*EXCERPTED DATA*.

>>>

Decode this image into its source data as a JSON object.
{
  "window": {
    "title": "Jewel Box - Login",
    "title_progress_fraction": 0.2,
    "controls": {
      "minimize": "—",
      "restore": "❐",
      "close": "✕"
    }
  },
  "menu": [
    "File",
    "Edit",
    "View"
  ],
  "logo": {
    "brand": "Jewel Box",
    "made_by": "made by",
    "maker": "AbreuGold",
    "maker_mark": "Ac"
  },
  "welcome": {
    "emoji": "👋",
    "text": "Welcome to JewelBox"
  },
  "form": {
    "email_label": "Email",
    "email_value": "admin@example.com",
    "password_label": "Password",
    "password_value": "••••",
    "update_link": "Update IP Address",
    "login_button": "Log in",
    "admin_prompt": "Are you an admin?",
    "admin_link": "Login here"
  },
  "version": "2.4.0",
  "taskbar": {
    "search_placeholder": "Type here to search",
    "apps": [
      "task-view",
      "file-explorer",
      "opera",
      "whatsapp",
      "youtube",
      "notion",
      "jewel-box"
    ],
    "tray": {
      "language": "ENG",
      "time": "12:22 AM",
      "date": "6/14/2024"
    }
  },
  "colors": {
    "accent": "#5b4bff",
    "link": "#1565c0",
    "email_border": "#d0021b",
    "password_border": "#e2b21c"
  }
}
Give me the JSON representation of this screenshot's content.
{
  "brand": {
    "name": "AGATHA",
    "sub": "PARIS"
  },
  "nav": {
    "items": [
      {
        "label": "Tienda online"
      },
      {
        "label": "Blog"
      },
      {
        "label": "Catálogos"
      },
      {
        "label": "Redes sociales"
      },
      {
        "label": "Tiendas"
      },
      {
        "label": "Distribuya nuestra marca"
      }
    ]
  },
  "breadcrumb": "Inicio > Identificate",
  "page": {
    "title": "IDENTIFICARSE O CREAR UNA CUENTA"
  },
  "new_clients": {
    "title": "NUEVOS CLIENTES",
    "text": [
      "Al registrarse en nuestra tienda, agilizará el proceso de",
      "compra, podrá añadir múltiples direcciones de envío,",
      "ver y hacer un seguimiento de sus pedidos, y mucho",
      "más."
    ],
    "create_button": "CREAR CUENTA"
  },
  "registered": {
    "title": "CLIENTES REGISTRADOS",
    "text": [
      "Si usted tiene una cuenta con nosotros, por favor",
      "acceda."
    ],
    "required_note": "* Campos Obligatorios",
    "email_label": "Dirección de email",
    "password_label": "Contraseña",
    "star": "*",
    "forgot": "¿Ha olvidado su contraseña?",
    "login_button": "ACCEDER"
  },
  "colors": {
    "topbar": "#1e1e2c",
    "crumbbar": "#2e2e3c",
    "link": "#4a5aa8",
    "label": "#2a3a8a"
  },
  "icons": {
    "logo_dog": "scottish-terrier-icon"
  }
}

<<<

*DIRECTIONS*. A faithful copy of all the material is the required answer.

*RESULT OF THE EXERCISE*.
Decode this image into its source data as a JSON object.
{
  "window": {
    "title": "Jewel Box - Login",
    "title_progress_fraction": 0.2,
    "controls": {
      "minimize": "—",
      "restore": "❐",
      "close": "✕"
    }
  },
  "menu": [
    "File",
    "Edit",
    "View"
  ],
  "logo": {
    "brand": "Jewel Box",
    "made_by": "made by",
    "maker": "AbreuGold",
    "maker_mark": "Ac"
  },
  "welcome": {
    "emoji": "👋",
    "text": "Welcome to JewelBox"
  },
  "form": {
    "email_label": "Email",
    "email_value": "admin@example.com",
    "password_label": "Password",
    "password_value": "••••",
    "update_link": "Update IP Address",
    "login_button": "Log in",
    "admin_prompt": "Are you an admin?",
    "admin_link": "Login here"
  },
  "version": "2.4.0",
  "taskbar": {
    "search_placeholder": "Type here to search",
    "apps": [
      "task-view",
      "file-explorer",
      "opera",
      "whatsapp",
      "youtube",
      "notion",
      "jewel-box"
    ],
    "tray": {
      "language": "ENG",
      "time": "12:22 AM",
      "date": "6/14/2024"
    }
  },
  "colors": {
    "accent": "#5b4bff",
    "link": "#1565c0",
    "email_border": "#d0021b",
    "password_border": "#e2b21c"
  }
}
Give me the JSON representation of this screenshot's content.
{
  "brand": {
    "name": "AGATHA",
    "sub": "PARIS"
  },
  "nav": {
    "items": [
      {
        "label": "Tienda online"
      },
      {
        "label": "Blog"
      },
      {
        "label": "Catálogos"
      },
      {
        "label": "Redes sociales"
      },
      {
        "label": "Tiendas"
      },
      {
        "label": "Distribuya nuestra marca"
      }
    ]
  },
  "breadcrumb": "Inicio > Identificate",
  "page": {
    "title": "IDENTIFICARSE O CREAR UNA CUENTA"
  },
  "new_clients": {
    "title": "NUEVOS CLIENTES",
    "text": [
      "Al registrarse en nuestra tienda, agilizará el proceso de",
      "compra, podrá añadir múltiples direcciones de envío,",
      "ver y hacer un seguimiento de sus pedidos, y mucho",
      "más."
    ],
    "create_button": "CREAR CUENTA"
  },
  "registered": {
    "title": "CLIENTES REGISTRADOS",
    "text": [
      "Si usted tiene una cuenta con nosotros, por favor",
      "acceda."
    ],
    "required_note": "* Campos Obligatorios",
    "email_label": "Dirección de email",
    "password_label": "Contraseña",
    "star": "*",
    "forgot": "¿Ha olvidado su contraseña?",
    "login_button": "ACCEDER"
  },
  "colors": {
    "topbar": "#1e1e2c",
    "crumbbar": "#2e2e3c",
    "link": "#4a5aa8",
    "label": "#2a3a8a"
  },
  "icons": {
    "logo_dog": "scottish-terrier-icon"
  }
}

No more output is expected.